** Opening Provided information block **

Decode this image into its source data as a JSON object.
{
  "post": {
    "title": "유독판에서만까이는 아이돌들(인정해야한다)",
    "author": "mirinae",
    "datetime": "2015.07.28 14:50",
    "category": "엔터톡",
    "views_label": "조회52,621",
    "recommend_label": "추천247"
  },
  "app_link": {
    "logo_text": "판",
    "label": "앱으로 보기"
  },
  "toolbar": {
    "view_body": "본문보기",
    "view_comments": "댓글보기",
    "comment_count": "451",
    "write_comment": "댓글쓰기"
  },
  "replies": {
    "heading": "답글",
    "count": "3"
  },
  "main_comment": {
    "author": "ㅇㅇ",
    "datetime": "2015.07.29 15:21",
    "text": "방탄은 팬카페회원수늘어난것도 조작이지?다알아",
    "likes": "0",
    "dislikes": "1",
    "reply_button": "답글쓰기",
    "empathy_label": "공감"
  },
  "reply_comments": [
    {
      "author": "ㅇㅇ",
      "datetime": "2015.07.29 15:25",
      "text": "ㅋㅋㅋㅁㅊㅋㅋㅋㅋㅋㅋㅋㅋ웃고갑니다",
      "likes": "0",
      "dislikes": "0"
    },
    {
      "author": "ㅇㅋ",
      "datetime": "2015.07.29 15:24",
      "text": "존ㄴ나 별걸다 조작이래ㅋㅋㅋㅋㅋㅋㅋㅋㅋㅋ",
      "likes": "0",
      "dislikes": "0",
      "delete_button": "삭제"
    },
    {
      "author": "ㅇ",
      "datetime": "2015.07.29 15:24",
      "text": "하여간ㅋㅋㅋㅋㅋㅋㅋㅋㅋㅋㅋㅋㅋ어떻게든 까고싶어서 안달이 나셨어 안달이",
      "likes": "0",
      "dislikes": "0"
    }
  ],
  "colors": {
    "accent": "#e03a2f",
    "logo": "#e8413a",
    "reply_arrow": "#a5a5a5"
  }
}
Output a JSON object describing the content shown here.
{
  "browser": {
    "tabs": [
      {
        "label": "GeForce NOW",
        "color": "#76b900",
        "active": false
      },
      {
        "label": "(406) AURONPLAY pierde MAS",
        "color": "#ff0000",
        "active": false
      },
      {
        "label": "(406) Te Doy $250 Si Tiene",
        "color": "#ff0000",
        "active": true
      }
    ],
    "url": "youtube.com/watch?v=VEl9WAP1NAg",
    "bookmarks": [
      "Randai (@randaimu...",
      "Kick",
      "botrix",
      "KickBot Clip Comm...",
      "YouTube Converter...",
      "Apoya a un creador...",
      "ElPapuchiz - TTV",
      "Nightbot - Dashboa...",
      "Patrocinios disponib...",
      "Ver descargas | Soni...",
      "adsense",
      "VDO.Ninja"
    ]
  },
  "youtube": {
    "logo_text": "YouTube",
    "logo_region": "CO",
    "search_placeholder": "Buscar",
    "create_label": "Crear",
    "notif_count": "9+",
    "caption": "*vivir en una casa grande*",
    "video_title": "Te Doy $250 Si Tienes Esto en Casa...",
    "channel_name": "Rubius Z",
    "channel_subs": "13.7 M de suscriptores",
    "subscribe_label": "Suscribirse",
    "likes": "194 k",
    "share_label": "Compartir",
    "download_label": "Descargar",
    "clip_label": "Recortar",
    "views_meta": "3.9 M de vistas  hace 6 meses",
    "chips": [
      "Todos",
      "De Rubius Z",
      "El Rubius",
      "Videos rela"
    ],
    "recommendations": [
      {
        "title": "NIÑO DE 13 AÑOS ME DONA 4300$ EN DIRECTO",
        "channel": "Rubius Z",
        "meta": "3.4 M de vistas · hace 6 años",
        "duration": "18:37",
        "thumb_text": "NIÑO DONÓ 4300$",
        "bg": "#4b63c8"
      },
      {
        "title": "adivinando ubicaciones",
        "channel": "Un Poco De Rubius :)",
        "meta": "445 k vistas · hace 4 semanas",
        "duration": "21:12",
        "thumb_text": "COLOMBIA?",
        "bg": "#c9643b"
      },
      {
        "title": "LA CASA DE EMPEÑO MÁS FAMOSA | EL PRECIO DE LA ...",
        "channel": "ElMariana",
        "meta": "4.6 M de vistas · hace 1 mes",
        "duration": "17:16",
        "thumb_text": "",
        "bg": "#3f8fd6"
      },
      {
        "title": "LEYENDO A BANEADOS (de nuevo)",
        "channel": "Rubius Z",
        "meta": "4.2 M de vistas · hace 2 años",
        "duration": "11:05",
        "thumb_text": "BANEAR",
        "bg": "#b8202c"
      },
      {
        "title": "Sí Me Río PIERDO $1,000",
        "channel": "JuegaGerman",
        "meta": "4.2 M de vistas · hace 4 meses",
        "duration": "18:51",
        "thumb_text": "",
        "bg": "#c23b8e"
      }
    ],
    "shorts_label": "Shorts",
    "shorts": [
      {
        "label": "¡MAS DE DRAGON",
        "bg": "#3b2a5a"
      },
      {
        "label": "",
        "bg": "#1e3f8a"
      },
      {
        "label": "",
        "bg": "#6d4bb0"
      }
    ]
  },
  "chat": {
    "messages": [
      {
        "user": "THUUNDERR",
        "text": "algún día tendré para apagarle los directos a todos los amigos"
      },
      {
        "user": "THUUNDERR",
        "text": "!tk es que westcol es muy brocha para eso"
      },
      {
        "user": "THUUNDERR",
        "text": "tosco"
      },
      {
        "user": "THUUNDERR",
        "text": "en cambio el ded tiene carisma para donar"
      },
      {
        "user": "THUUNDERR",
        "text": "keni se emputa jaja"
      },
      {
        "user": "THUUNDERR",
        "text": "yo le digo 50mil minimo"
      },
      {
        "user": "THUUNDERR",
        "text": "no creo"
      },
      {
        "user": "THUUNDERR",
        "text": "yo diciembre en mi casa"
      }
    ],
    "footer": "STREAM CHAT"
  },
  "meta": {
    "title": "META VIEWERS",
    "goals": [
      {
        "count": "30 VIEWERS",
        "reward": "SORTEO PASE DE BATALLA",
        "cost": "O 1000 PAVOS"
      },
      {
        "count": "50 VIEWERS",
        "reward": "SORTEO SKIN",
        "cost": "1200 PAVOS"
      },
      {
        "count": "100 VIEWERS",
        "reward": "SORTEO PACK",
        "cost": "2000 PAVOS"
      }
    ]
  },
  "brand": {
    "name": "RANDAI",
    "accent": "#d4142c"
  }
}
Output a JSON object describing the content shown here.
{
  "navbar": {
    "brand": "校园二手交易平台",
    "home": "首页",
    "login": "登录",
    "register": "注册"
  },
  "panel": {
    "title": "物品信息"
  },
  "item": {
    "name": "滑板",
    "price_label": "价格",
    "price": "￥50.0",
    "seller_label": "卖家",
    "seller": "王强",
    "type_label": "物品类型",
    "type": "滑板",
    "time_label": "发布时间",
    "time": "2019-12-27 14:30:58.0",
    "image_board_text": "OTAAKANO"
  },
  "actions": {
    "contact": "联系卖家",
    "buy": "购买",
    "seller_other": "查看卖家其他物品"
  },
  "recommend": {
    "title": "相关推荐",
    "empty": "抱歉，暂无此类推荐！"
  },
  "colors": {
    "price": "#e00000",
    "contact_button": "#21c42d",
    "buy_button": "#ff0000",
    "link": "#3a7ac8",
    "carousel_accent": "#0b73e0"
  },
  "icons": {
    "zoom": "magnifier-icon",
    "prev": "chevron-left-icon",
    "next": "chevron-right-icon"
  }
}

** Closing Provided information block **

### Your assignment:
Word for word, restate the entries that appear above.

### Written response:
Decode this image into its source data as a JSON object.
{
  "post": {
    "title": "유독판에서만까이는 아이돌들(인정해야한다)",
    "author": "mirinae",
    "datetime": "2015.07.28 14:50",
    "category": "엔터톡",
    "views_label": "조회52,621",
    "recommend_label": "추천247"
  },
  "app_link": {
    "logo_text": "판",
    "label": "앱으로 보기"
  },
  "toolbar": {
    "view_body": "본문보기",
    "view_comments": "댓글보기",
    "comment_count": "451",
    "write_comment": "댓글쓰기"
  },
  "replies": {
    "heading": "답글",
    "count": "3"
  },
  "main_comment": {
    "author": "ㅇㅇ",
    "datetime": "2015.07.29 15:21",
    "text": "방탄은 팬카페회원수늘어난것도 조작이지?다알아",
    "likes": "0",
    "dislikes": "1",
    "reply_button": "답글쓰기",
    "empathy_label": "공감"
  },
  "reply_comments": [
    {
      "author": "ㅇㅇ",
      "datetime": "2015.07.29 15:25",
      "text": "ㅋㅋㅋㅁㅊㅋㅋㅋㅋㅋㅋㅋㅋ웃고갑니다",
      "likes": "0",
      "dislikes": "0"
    },
    {
      "author": "ㅇㅋ",
      "datetime": "2015.07.29 15:24",
      "text": "존ㄴ나 별걸다 조작이래ㅋㅋㅋㅋㅋㅋㅋㅋㅋㅋ",
      "likes": "0",
      "dislikes": "0",
      "delete_button": "삭제"
    },
    {
      "author": "ㅇ",
      "datetime": "2015.07.29 15:24",
      "text": "하여간ㅋㅋㅋㅋㅋㅋㅋㅋㅋㅋㅋㅋㅋ어떻게든 까고싶어서 안달이 나셨어 안달이",
      "likes": "0",
      "dislikes": "0"
    }
  ],
  "colors": {
    "accent": "#e03a2f",
    "logo": "#e8413a",
    "reply_arrow": "#a5a5a5"
  }
}
Output a JSON object describing the content shown here.
{
  "browser": {
    "tabs": [
      {
        "label": "GeForce NOW",
        "color": "#76b900",
        "active": false
      },
      {
        "label": "(406) AURONPLAY pierde MAS",
        "color": "#ff0000",
        "active": false
      },
      {
        "label": "(406) Te Doy $250 Si Tiene",
        "color": "#ff0000",
        "active": true
      }
    ],
    "url": "youtube.com/watch?v=VEl9WAP1NAg",
    "bookmarks": [
      "Randai (@randaimu...",
      "Kick",
      "botrix",
      "KickBot Clip Comm...",
      "YouTube Converter...",
      "Apoya a un creador...",
      "ElPapuchiz - TTV",
      "Nightbot - Dashboa...",
      "Patrocinios disponib...",
      "Ver descargas | Soni...",
      "adsense",
      "VDO.Ninja"
    ]
  },
  "youtube": {
    "logo_text": "YouTube",
    "logo_region": "CO",
    "search_placeholder": "Buscar",
    "create_label": "Crear",
    "notif_count": "9+",
    "caption": "*vivir en una casa grande*",
    "video_title": "Te Doy $250 Si Tienes Esto en Casa...",
    "channel_name": "Rubius Z",
    "channel_subs": "13.7 M de suscriptores",
    "subscribe_label": "Suscribirse",
    "likes": "194 k",
    "share_label": "Compartir",
    "download_label": "Descargar",
    "clip_label": "Recortar",
    "views_meta": "3.9 M de vistas  hace 6 meses",
    "chips": [
      "Todos",
      "De Rubius Z",
      "El Rubius",
      "Videos rela"
    ],
    "recommendations": [
      {
        "title": "NIÑO DE 13 AÑOS ME DONA 4300$ EN DIRECTO",
        "channel": "Rubius Z",
        "meta": "3.4 M de vistas · hace 6 años",
        "duration": "18:37",
        "thumb_text": "NIÑO DONÓ 4300$",
        "bg": "#4b63c8"
      },
      {
        "title": "adivinando ubicaciones",
        "channel": "Un Poco De Rubius :)",
        "meta": "445 k vistas · hace 4 semanas",
        "duration": "21:12",
        "thumb_text": "COLOMBIA?",
        "bg": "#c9643b"
      },
      {
        "title": "LA CASA DE EMPEÑO MÁS FAMOSA | EL PRECIO DE LA ...",
        "channel": "ElMariana",
        "meta": "4.6 M de vistas · hace 1 mes",
        "duration": "17:16",
        "thumb_text": "",
        "bg": "#3f8fd6"
      },
      {
        "title": "LEYENDO A BANEADOS (de nuevo)",
        "channel": "Rubius Z",
        "meta": "4.2 M de vistas · hace 2 años",
        "duration": "11:05",
        "thumb_text": "BANEAR",
        "bg": "#b8202c"
      },
      {
        "title": "Sí Me Río PIERDO $1,000",
        "channel": "JuegaGerman",
        "meta": "4.2 M de vistas · hace 4 meses",
        "duration": "18:51",
        "thumb_text": "",
        "bg": "#c23b8e"
      }
    ],
    "shorts_label": "Shorts",
    "shorts": [
      {
        "label": "¡MAS DE DRAGON",
        "bg": "#3b2a5a"
      },
      {
        "label": "",
        "bg": "#1e3f8a"
      },
      {
        "label": "",
        "bg": "#6d4bb0"
      }
    ]
  },
  "chat": {
    "messages": [
      {
        "user": "THUUNDERR",
        "text": "algún día tendré para apagarle los directos a todos los amigos"
      },
      {
        "user": "THUUNDERR",
        "text": "!tk es que westcol es muy brocha para eso"
      },
      {
        "user": "THUUNDERR",
        "text": "tosco"
      },
      {
        "user": "THUUNDERR",
        "text": "en cambio el ded tiene carisma para donar"
      },
      {
        "user": "THUUNDERR",
        "text": "keni se emputa jaja"
      },
      {
        "user": "THUUNDERR",
        "text": "yo le digo 50mil minimo"
      },
      {
        "user": "THUUNDERR",
        "text": "no creo"
      },
      {
        "user": "THUUNDERR",
        "text": "yo diciembre en mi casa"
      }
    ],
    "footer": "STREAM CHAT"
  },
  "meta": {
    "title": "META VIEWERS",
    "goals": [
      {
        "count": "30 VIEWERS",
        "reward": "SORTEO PASE DE BATALLA",
        "cost": "O 1000 PAVOS"
      },
      {
        "count": "50 VIEWERS",
        "reward": "SORTEO SKIN",
        "cost": "1200 PAVOS"
      },
      {
        "count": "100 VIEWERS",
        "reward": "SORTEO PACK",
        "cost": "2000 PAVOS"
      }
    ]
  },
  "brand": {
    "name": "RANDAI",
    "accent": "#d4142c"
  }
}
Output a JSON object describing the content shown here.
{
  "navbar": {
    "brand": "校园二手交易平台",
    "home": "首页",
    "login": "登录",
    "register": "注册"
  },
  "panel": {
    "title": "物品信息"
  },
  "item": {
    "name": "滑板",
    "price_label": "价格",
    "price": "￥50.0",
    "seller_label": "卖家",
    "seller": "王强",
    "type_label": "物品类型",
    "type": "滑板",
    "time_label": "发布时间",
    "time": "2019-12-27 14:30:58.0",
    "image_board_text": "OTAAKANO"
  },
  "actions": {
    "contact": "联系卖家",
    "buy": "购买",
    "seller_other": "查看卖家其他物品"
  },
  "recommend": {
    "title": "相关推荐",
    "empty": "抱歉，暂无此类推荐！"
  },
  "colors": {
    "price": "#e00000",
    "contact_button": "#21c42d",
    "buy_button": "#ff0000",
    "link": "#3a7ac8",
    "carousel_accent": "#0b73e0"
  },
  "icons": {
    "zoom": "magnifier-icon",
    "prev": "chevron-left-icon",
    "next": "chevron-right-icon"
  }
}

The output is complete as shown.